MATERIAL SHOWN below:

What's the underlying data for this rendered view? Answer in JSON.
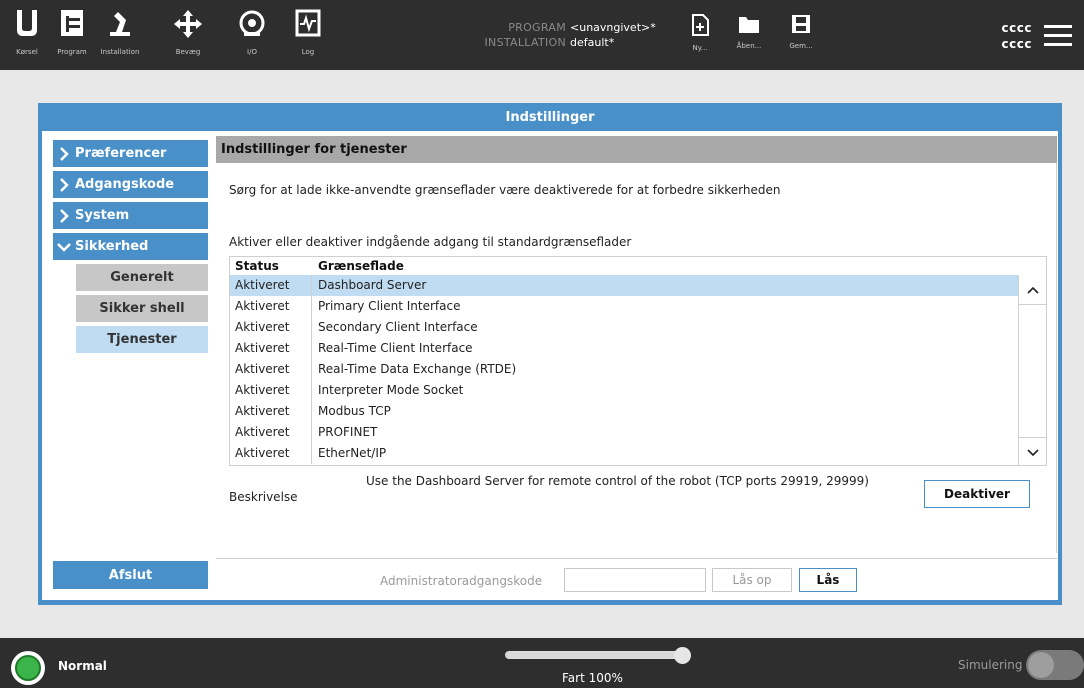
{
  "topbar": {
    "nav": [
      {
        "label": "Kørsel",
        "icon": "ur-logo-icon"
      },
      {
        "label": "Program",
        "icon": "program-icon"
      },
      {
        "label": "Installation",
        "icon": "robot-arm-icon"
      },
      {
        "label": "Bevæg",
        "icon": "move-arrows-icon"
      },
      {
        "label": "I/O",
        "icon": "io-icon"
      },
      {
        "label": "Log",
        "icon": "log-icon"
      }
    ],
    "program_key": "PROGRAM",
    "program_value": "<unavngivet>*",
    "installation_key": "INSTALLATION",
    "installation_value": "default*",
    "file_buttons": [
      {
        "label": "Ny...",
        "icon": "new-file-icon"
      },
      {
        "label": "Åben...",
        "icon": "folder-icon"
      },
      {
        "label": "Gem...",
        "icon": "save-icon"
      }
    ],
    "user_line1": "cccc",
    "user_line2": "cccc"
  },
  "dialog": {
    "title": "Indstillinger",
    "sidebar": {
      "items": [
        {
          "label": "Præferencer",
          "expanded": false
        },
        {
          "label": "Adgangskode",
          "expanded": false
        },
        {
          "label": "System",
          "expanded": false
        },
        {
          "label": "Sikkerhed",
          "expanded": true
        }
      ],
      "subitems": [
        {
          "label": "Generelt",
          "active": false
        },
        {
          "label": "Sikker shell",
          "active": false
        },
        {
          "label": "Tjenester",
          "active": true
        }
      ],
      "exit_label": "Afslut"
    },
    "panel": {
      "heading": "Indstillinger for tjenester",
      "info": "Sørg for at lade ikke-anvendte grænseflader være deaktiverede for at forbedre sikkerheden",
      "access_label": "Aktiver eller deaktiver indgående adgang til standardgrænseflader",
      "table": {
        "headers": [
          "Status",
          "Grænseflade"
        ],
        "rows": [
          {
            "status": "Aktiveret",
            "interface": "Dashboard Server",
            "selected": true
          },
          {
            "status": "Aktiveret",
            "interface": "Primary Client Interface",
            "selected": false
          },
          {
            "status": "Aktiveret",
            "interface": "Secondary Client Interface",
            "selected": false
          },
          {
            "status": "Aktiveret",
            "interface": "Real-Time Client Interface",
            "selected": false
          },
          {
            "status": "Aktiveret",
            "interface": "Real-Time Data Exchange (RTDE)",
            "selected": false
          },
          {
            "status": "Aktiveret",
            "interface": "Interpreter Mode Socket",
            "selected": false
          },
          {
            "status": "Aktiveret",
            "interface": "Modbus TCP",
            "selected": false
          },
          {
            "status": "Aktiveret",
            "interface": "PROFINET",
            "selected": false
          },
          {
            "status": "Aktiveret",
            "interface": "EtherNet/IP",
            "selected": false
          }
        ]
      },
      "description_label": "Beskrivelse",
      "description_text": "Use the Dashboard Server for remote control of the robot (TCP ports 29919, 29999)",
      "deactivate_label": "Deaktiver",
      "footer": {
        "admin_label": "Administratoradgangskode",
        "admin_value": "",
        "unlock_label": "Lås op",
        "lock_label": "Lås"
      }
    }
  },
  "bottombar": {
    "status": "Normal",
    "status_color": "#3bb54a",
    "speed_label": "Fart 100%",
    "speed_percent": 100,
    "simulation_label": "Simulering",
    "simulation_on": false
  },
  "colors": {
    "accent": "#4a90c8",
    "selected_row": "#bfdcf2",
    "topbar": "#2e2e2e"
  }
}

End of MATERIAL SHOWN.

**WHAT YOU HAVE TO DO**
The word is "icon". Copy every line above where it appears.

**YOUR SOLUTION**
        "icon": "ur-logo-icon"
        "icon": "program-icon"
        "icon": "robot-arm-icon"
        "icon": "move-arrows-icon"
        "icon": "io-icon"
        "icon": "log-icon"
        "icon": "new-file-icon"
        "icon": "folder-icon"
        "icon": "save-icon"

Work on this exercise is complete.